Read our exclusive cover story entitled POLITICS & UNIONS | IS WORKPLACE DISRUPTION FOR POLITICAL GAIN CRIMINAL? by Nerine Kahn, CEO, Employment Relations Exchange, as well a host of other topical management articles written by professionals, consultants and academics in the October/November 2018 edition of BusinessBrief.
Read our exclusive cover story entitled THE ART OF POSTING - ARE YOU BREACHING COPYRIGHT? by Hugh Melamdowitz, Partner, Spoor & Fisher as well as a host of other topical management articles written by professionals, consultants and academics in the December/January 2017/18 edition of BusinessBrief.
When it comes to Artificial Intelligence (AI), the law of copyright may be one step behind. Copyright is governed in terms of the Copyright Act which protects certain defined “works” including computer programmes, films, and literary, musical and artistic works. Up and until recently, these works have been created exclusively by humans. The advances in AI, however, have resulted in the possibility of an AI creating its own works with little, or even no, human input.
During the first quarter of 2018, South Africa’s gross domestic product (GDP) decreased by 2,2% according to Stats SA. This low growth trap followed a period of cautious optimism and highlights the need for creative thinking from all role players in the economy.
One of the legal terms and concepts that appear to confuse employers and employees is ‘victimisation’. This is partially because the labour statutes do not deal directly with the concept of ‘workplace victimisation’. This is most surprising in view of the fact that victimisation does interfere with the right to fair labour practice.
BBBEE Employees are not entitled. Often, they are just COMPROMISED. A major problem is developing in companies which have embraced BBBEE, where Employee Ownership or Beneficiary Trusts have been created. Employees who happen to also be BBBEE Beneficiaries, sometimes misunderstand that they are ordinary employee’s and do not have a favoured, preferred or somehow entitled status, in-comparison with other employee’s in the company.
Roughly half of the African continent already has competition legislation in place, although some of these systems are not yet functional, and there are new systems coming into force all the time. For example, the head office of the regional competition authority, the East African Competition Commission opened in Tanzania and the first commissioners were appointed, and the Nigerian parliamentary lower house recently passed what will be Nigeria’s first proper antitrust regime.

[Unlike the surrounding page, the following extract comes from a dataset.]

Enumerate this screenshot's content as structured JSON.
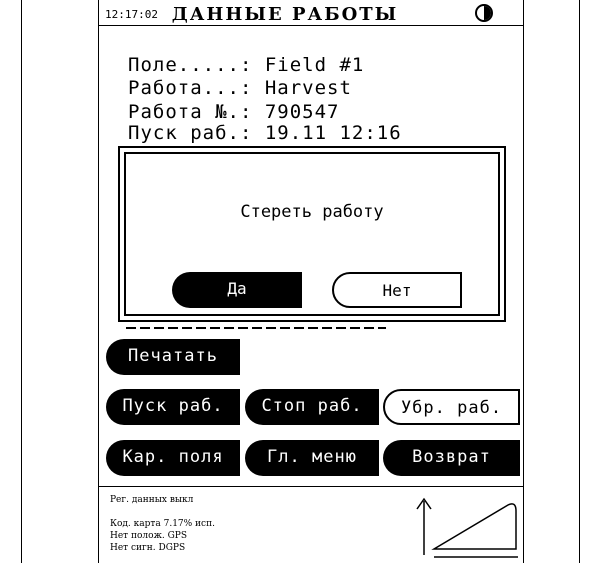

In this feature, we take a look at wealth creation and the protection of high net-worth individuals (HNWI) assets. With so many financial products available both locally and internationally how does one know what to invest in, when to invest and how much of one’s assets should be allocated to a particular investment product?